*DIRECTIONS FOR THIS TASK*.
Give a verbatim quotation of every record.

*AVAILABLE RECORDS*.

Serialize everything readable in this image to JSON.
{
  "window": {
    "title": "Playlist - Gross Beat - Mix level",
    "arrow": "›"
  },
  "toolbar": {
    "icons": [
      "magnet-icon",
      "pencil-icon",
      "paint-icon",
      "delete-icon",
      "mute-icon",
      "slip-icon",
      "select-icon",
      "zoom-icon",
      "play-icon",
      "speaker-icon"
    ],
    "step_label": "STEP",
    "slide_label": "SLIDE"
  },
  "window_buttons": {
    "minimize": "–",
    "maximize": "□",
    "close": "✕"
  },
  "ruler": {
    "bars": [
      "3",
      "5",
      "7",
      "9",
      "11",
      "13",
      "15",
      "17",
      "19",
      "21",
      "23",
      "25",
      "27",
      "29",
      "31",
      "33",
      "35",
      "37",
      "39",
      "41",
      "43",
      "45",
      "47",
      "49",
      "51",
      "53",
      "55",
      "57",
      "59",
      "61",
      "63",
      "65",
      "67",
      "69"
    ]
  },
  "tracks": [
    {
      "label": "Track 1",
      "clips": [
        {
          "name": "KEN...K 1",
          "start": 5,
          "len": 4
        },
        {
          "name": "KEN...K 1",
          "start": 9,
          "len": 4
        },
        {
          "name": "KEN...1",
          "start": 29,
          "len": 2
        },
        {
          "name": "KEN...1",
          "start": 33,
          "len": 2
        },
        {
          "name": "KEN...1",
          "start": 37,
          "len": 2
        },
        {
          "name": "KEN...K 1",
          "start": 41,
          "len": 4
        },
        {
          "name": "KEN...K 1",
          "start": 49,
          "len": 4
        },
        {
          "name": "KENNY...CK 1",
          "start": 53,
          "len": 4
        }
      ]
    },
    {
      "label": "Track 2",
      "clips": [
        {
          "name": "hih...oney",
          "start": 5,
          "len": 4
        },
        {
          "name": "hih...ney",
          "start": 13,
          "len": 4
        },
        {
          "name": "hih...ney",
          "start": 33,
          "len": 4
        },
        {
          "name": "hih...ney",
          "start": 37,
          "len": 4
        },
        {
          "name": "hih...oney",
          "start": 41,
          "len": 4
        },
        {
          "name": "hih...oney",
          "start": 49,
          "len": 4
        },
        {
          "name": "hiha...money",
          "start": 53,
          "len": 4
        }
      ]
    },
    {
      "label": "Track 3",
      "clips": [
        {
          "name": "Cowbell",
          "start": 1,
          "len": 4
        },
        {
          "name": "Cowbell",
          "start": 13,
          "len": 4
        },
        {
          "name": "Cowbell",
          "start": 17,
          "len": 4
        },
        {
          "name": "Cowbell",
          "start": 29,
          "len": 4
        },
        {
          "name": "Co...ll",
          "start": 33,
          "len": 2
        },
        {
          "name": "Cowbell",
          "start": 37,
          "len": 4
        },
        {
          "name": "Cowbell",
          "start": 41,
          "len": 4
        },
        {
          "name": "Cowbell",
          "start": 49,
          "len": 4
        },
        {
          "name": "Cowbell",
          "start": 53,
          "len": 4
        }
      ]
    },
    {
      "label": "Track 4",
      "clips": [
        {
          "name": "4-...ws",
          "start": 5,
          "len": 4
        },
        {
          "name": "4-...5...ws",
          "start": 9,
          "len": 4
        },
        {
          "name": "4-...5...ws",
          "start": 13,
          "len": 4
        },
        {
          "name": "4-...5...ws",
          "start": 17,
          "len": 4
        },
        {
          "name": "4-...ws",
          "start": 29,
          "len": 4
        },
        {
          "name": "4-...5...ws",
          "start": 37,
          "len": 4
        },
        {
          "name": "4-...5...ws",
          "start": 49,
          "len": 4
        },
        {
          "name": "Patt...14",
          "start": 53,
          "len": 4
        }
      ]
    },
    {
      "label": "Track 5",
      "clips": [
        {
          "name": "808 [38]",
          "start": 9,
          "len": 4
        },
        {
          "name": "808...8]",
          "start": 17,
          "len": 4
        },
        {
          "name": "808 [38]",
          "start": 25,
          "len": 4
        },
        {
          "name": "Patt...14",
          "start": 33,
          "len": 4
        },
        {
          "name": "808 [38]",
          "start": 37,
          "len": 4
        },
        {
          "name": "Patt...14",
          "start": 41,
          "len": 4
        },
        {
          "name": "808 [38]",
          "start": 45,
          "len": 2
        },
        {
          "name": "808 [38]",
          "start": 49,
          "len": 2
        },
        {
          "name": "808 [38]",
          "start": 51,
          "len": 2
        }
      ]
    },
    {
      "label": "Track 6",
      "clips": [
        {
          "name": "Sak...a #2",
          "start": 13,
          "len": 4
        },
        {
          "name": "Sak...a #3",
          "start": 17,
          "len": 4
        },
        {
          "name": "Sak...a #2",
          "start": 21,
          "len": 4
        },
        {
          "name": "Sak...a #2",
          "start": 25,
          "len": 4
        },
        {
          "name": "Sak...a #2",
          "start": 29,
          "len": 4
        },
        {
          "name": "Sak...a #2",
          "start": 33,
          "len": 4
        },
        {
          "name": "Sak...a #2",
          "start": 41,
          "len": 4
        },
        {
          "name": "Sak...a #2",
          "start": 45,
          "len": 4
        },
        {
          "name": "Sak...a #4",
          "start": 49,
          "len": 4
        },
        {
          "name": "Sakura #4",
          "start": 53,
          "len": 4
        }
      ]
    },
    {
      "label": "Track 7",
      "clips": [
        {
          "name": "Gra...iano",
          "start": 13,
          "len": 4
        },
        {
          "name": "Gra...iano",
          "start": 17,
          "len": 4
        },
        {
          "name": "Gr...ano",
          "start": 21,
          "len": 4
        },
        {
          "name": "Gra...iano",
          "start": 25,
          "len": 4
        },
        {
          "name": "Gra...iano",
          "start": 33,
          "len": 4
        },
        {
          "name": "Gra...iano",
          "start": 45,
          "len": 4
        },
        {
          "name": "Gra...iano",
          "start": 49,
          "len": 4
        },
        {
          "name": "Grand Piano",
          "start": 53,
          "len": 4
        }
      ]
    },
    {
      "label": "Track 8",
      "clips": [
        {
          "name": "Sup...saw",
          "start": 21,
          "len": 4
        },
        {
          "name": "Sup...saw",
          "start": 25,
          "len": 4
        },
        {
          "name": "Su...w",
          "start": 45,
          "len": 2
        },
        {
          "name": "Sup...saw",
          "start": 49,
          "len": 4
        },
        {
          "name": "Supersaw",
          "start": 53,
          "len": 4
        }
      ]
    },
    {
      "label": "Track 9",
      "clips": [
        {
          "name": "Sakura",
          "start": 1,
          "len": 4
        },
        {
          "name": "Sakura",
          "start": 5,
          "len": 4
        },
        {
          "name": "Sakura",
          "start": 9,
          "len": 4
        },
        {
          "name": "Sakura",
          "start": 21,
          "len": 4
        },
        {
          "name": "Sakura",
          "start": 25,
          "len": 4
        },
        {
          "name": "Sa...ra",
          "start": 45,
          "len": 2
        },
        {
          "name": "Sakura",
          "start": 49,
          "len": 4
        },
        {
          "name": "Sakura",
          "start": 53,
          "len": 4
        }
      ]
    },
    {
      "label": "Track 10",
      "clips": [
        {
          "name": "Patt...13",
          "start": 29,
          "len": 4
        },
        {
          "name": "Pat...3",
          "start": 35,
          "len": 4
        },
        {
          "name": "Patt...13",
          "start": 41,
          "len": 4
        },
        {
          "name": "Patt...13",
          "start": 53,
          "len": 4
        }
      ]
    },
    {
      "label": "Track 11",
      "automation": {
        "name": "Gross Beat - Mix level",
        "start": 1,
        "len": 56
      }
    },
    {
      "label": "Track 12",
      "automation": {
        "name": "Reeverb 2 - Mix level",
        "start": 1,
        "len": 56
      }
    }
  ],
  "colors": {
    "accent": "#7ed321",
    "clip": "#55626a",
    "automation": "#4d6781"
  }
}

*OUTPUT BELOW*.
Serialize everything readable in this image to JSON.
{
  "window": {
    "title": "Playlist - Gross Beat - Mix level",
    "arrow": "›"
  },
  "toolbar": {
    "icons": [
      "magnet-icon",
      "pencil-icon",
      "paint-icon",
      "delete-icon",
      "mute-icon",
      "slip-icon",
      "select-icon",
      "zoom-icon",
      "play-icon",
      "speaker-icon"
    ],
    "step_label": "STEP",
    "slide_label": "SLIDE"
  },
  "window_buttons": {
    "minimize": "–",
    "maximize": "□",
    "close": "✕"
  },
  "ruler": {
    "bars": [
      "3",
      "5",
      "7",
      "9",
      "11",
      "13",
      "15",
      "17",
      "19",
      "21",
      "23",
      "25",
      "27",
      "29",
      "31",
      "33",
      "35",
      "37",
      "39",
      "41",
      "43",
      "45",
      "47",
      "49",
      "51",
      "53",
      "55",
      "57",
      "59",
      "61",
      "63",
      "65",
      "67",
      "69"
    ]
  },
  "tracks": [
    {
      "label": "Track 1",
      "clips": [
        {
          "name": "KEN...K 1",
          "start": 5,
          "len": 4
        },
        {
          "name": "KEN...K 1",
          "start": 9,
          "len": 4
        },
        {
          "name": "KEN...1",
          "start": 29,
          "len": 2
        },
        {
          "name": "KEN...1",
          "start": 33,
          "len": 2
        },
        {
          "name": "KEN...1",
          "start": 37,
          "len": 2
        },
        {
          "name": "KEN...K 1",
          "start": 41,
          "len": 4
        },
        {
          "name": "KEN...K 1",
          "start": 49,
          "len": 4
        },
        {
          "name": "KENNY...CK 1",
          "start": 53,
          "len": 4
        }
      ]
    },
    {
      "label": "Track 2",
      "clips": [
        {
          "name": "hih...oney",
          "start": 5,
          "len": 4
        },
        {
          "name": "hih...ney",
          "start": 13,
          "len": 4
        },
        {
          "name": "hih...ney",
          "start": 33,
          "len": 4
        },
        {
          "name": "hih...ney",
          "start": 37,
          "len": 4
        },
        {
          "name": "hih...oney",
          "start": 41,
          "len": 4
        },
        {
          "name": "hih...oney",
          "start": 49,
          "len": 4
        },
        {
          "name": "hiha...money",
          "start": 53,
          "len": 4
        }
      ]
    },
    {
      "label": "Track 3",
      "clips": [
        {
          "name": "Cowbell",
          "start": 1,
          "len": 4
        },
        {
          "name": "Cowbell",
          "start": 13,
          "len": 4
        },
        {
          "name": "Cowbell",
          "start": 17,
          "len": 4
        },
        {
          "name": "Cowbell",
          "start": 29,
          "len": 4
        },
        {
          "name": "Co...ll",
          "start": 33,
          "len": 2
        },
        {
          "name": "Cowbell",
          "start": 37,
          "len": 4
        },
        {
          "name": "Cowbell",
          "start": 41,
          "len": 4
        },
        {
          "name": "Cowbell",
          "start": 49,
          "len": 4
        },
        {
          "name": "Cowbell",
          "start": 53,
          "len": 4
        }
      ]
    },
    {
      "label": "Track 4",
      "clips": [
        {
          "name": "4-...ws",
          "start": 5,
          "len": 4
        },
        {
          "name": "4-...5...ws",
          "start": 9,
          "len": 4
        },
        {
          "name": "4-...5...ws",
          "start": 13,
          "len": 4
        },
        {
          "name": "4-...5...ws",
          "start": 17,
          "len": 4
        },
        {
          "name": "4-...ws",
          "start": 29,
          "len": 4
        },
        {
          "name": "4-...5...ws",
          "start": 37,
          "len": 4
        },
        {
          "name": "4-...5...ws",
          "start": 49,
          "len": 4
        },
        {
          "name": "Patt...14",
          "start": 53,
          "len": 4
        }
      ]
    },
    {
      "label": "Track 5",
      "clips": [
        {
          "name": "808 [38]",
          "start": 9,
          "len": 4
        },
        {
          "name": "808...8]",
          "start": 17,
          "len": 4
        },
        {
          "name": "808 [38]",
          "start": 25,
          "len": 4
        },
        {
          "name": "Patt...14",
          "start": 33,
          "len": 4
        },
        {
          "name": "808 [38]",
          "start": 37,
          "len": 4
        },
        {
          "name": "Patt...14",
          "start": 41,
          "len": 4
        },
        {
          "name": "808 [38]",
          "start": 45,
          "len": 2
        },
        {
          "name": "808 [38]",
          "start": 49,
          "len": 2
        },
        {
          "name": "808 [38]",
          "start": 51,
          "len": 2
        }
      ]
    },
    {
      "label": "Track 6",
      "clips": [
        {
          "name": "Sak...a #2",
          "start": 13,
          "len": 4
        },
        {
          "name": "Sak...a #3",
          "start": 17,
          "len": 4
        },
        {
          "name": "Sak...a #2",
          "start": 21,
          "len": 4
        },
        {
          "name": "Sak...a #2",
          "start": 25,
          "len": 4
        },
        {
          "name": "Sak...a #2",
          "start": 29,
          "len": 4
        },
        {
          "name": "Sak...a #2",
          "start": 33,
          "len": 4
        },
        {
          "name": "Sak...a #2",
          "start": 41,
          "len": 4
        },
        {
          "name": "Sak...a #2",
          "start": 45,
          "len": 4
        },
        {
          "name": "Sak...a #4",
          "start": 49,
          "len": 4
        },
        {
          "name": "Sakura #4",
          "start": 53,
          "len": 4
        }
      ]
    },
    {
      "label": "Track 7",
      "clips": [
        {
          "name": "Gra...iano",
          "start": 13,
          "len": 4
        },
        {
          "name": "Gra...iano",
          "start": 17,
          "len": 4
        },
        {
          "name": "Gr...ano",
          "start": 21,
          "len": 4
        },
        {
          "name": "Gra...iano",
          "start": 25,
          "len": 4
        },
        {
          "name": "Gra...iano",
          "start": 33,
          "len": 4
        },
        {
          "name": "Gra...iano",
          "start": 45,
          "len": 4
        },
        {
          "name": "Gra...iano",
          "start": 49,
          "len": 4
        },
        {
          "name": "Grand Piano",
          "start": 53,
          "len": 4
        }
      ]
    },
    {
      "label": "Track 8",
      "clips": [
        {
          "name": "Sup...saw",
          "start": 21,
          "len": 4
        },
        {
          "name": "Sup...saw",
          "start": 25,
          "len": 4
        },
        {
          "name": "Su...w",
          "start": 45,
          "len": 2
        },
        {
          "name": "Sup...saw",
          "start": 49,
          "len": 4
        },
        {
          "name": "Supersaw",
          "start": 53,
          "len": 4
        }
      ]
    },
    {
      "label": "Track 9",
      "clips": [
        {
          "name": "Sakura",
          "start": 1,
          "len": 4
        },
        {
          "name": "Sakura",
          "start": 5,
          "len": 4
        },
        {
          "name": "Sakura",
          "start": 9,
          "len": 4
        },
        {
          "name": "Sakura",
          "start": 21,
          "len": 4
        },
        {
          "name": "Sakura",
          "start": 25,
          "len": 4
        },
        {
          "name": "Sa...ra",
          "start": 45,
          "len": 2
        },
        {
          "name": "Sakura",
          "start": 49,
          "len": 4
        },
        {
          "name": "Sakura",
          "start": 53,
          "len": 4
        }
      ]
    },
    {
      "label": "Track 10",
      "clips": [
        {
          "name": "Patt...13",
          "start": 29,
          "len": 4
        },
        {
          "name": "Pat...3",
          "start": 35,
          "len": 4
        },
        {
          "name": "Patt...13",
          "start": 41,
          "len": 4
        },
        {
          "name": "Patt...13",
          "start": 53,
          "len": 4
        }
      ]
    },
    {
      "label": "Track 11",
      "automation": {
        "name": "Gross Beat - Mix level",
        "start": 1,
        "len": 56
      }
    },
    {
      "label": "Track 12",
      "automation": {
        "name": "Reeverb 2 - Mix level",
        "start": 1,
        "len": 56
      }
    }
  ],
  "colors": {
    "accent": "#7ed321",
    "clip": "#55626a",
    "automation": "#4d6781"
  }
}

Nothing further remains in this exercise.